There will be no trade support for farmers who fail to plant a crop this season due to wet weather which caused intensive flooding and property damage, according to a US Department of Agriculture release.
Agricultural Secretary Sonny Perdue said the USDA is not legally authorized to pay producers for unplanned acres and explores "legal flexibility." Manufacturers are encouraged to work with their crop insurance agent to submit a claim.
USDA announced a second package of help last month to help farmers who have been harmed by the trade war with China. The $ 1
Spring began with a number of natural disasters. Some farmers, especially those along the Missouri and Mississippi rivers and their Midwest and South annexes, still have land under water. Even as the water goes down, many find that their soil is not healthy enough for planting.
Another complication is that the USDA has not yet announced payment levels for the bulk of the aid package, the $ 14.5 billion market improvement program, so farmers do not know how much the federal government will pay them to plant a crop as opposed to one. other.
"I urge farmers to plant for the market and plant what works best on their farm, regardless of what kind of aid programs the USDA is able to provide," says Perdue in a statement.
USDA considers a minimal per acre payment to farmers who have filed "prevented planting", insurance coverage that protects producers who are unable to plant a crop on a particular date or are affected by adverse weather conditions.
"If you choose to plant a cover crop with potential to Being harvested, due to this year's unwanted weather conditions, you can qualify for a minimal amount of 2019 MFP assistance, the USDA says in the release. "However, you must comply with your crop insurance requirements to be eligible for any allowances received."
In addition to the $ 16 billion aid package, President Donald Trump last week signed a $ 19.1 war toll bill. Under that legislation, the USDA can offset losses due to prevented planting in 2019 up to 90 percent, but it is "highly unlikely" that farmers will receive that level of coverage in addition to crop insurance, according to the USDA.

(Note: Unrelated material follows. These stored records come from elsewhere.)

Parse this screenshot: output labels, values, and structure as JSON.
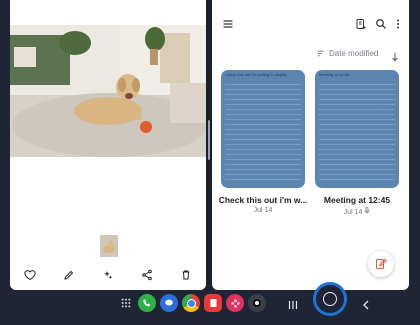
{
  "gallery": {
    "actions": [
      "favorite-icon",
      "edit-icon",
      "effects-icon",
      "share-icon",
      "delete-icon"
    ]
  },
  "notes": {
    "sort_label": "Date modified",
    "cards": [
      {
        "snippet": "Check this out i'm writing to display",
        "title": "Check this out i'm w...",
        "date": "Jul 14"
      },
      {
        "snippet": "Meeting at 12:45",
        "title": "Meeting at 12:45",
        "date": "Jul 14"
      }
    ],
    "card_color": "#5b86b1"
  },
  "dock": {
    "accent": "#1e73d6"
  }
}
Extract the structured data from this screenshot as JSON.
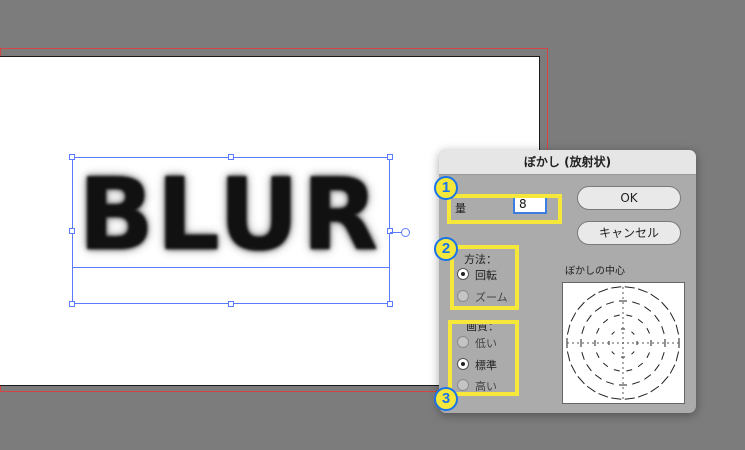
{
  "canvas": {
    "text": "BLUR"
  },
  "dialog": {
    "title": "ぼかし (放射状)",
    "amount_label": "量",
    "amount_value": "8",
    "ok_label": "OK",
    "cancel_label": "キャンセル",
    "method": {
      "label": "方法：",
      "options": [
        {
          "label": "回転",
          "selected": true
        },
        {
          "label": "ズーム",
          "selected": false
        }
      ]
    },
    "quality": {
      "label": "画質：",
      "options": [
        {
          "label": "低い",
          "selected": false
        },
        {
          "label": "標準",
          "selected": true
        },
        {
          "label": "高い",
          "selected": false
        }
      ]
    },
    "center_label": "ぼかしの中心"
  },
  "annotations": {
    "badges": [
      "1",
      "2",
      "3"
    ],
    "highlight_color": "#f6e83a",
    "badge_text_color": "#1a73e8"
  }
}
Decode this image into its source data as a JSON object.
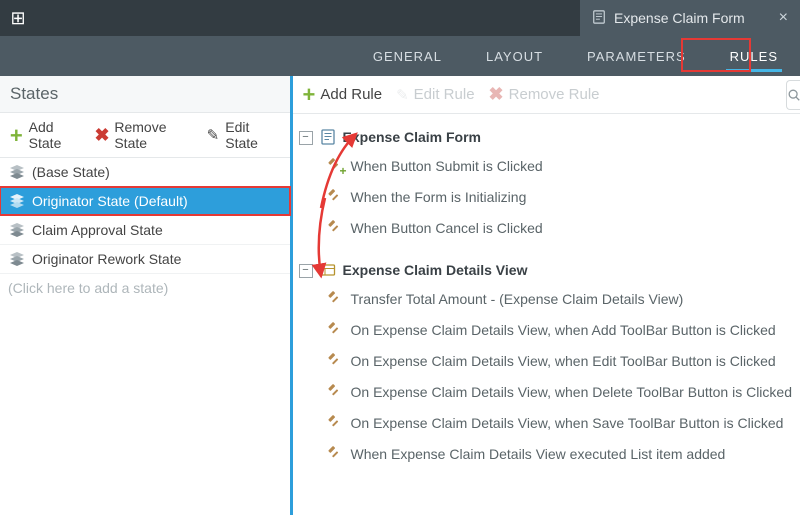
{
  "topbar": {
    "doc_tab_title": "Expense Claim Form",
    "close_glyph": "×"
  },
  "subnav": {
    "items": [
      "GENERAL",
      "LAYOUT",
      "PARAMETERS",
      "RULES"
    ],
    "active_index": 3
  },
  "states": {
    "title": "States",
    "toolbar": {
      "add": "Add State",
      "remove": "Remove State",
      "edit": "Edit State"
    },
    "items": [
      {
        "label": "(Base State)",
        "selected": false
      },
      {
        "label": "Originator State (Default)",
        "selected": true
      },
      {
        "label": "Claim Approval State",
        "selected": false
      },
      {
        "label": "Originator Rework State",
        "selected": false
      }
    ],
    "add_placeholder": "(Click here to add a state)"
  },
  "rules_toolbar": {
    "add": "Add Rule",
    "edit": "Edit Rule",
    "remove": "Remove Rule"
  },
  "rules_tree": {
    "groups": [
      {
        "header": "Expense Claim Form",
        "icon": "form",
        "children": [
          {
            "icon": "gavel-plus",
            "label": "When Button Submit is Clicked"
          },
          {
            "icon": "gavel",
            "label": "When the Form is Initializing"
          },
          {
            "icon": "gavel",
            "label": "When Button Cancel is Clicked"
          }
        ]
      },
      {
        "header": "Expense Claim Details View",
        "icon": "view",
        "children": [
          {
            "icon": "gavel",
            "label": "Transfer Total Amount - (Expense Claim Details View)"
          },
          {
            "icon": "gavel",
            "label": "On Expense Claim Details View, when Add ToolBar Button is Clicked"
          },
          {
            "icon": "gavel",
            "label": "On Expense Claim Details View, when Edit ToolBar Button is Clicked"
          },
          {
            "icon": "gavel",
            "label": "On Expense Claim Details View, when Delete ToolBar Button is Clicked"
          },
          {
            "icon": "gavel",
            "label": "On Expense Claim Details View, when Save ToolBar Button is Clicked"
          },
          {
            "icon": "gavel",
            "label": "When Expense Claim Details View executed List item added"
          }
        ]
      }
    ]
  }
}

As of Monday, 94% of corn was planted in Nebraska, compared to the average of 99% for this time of year, and farmers had planted 79% of the soybean seed, behind the average of 94%.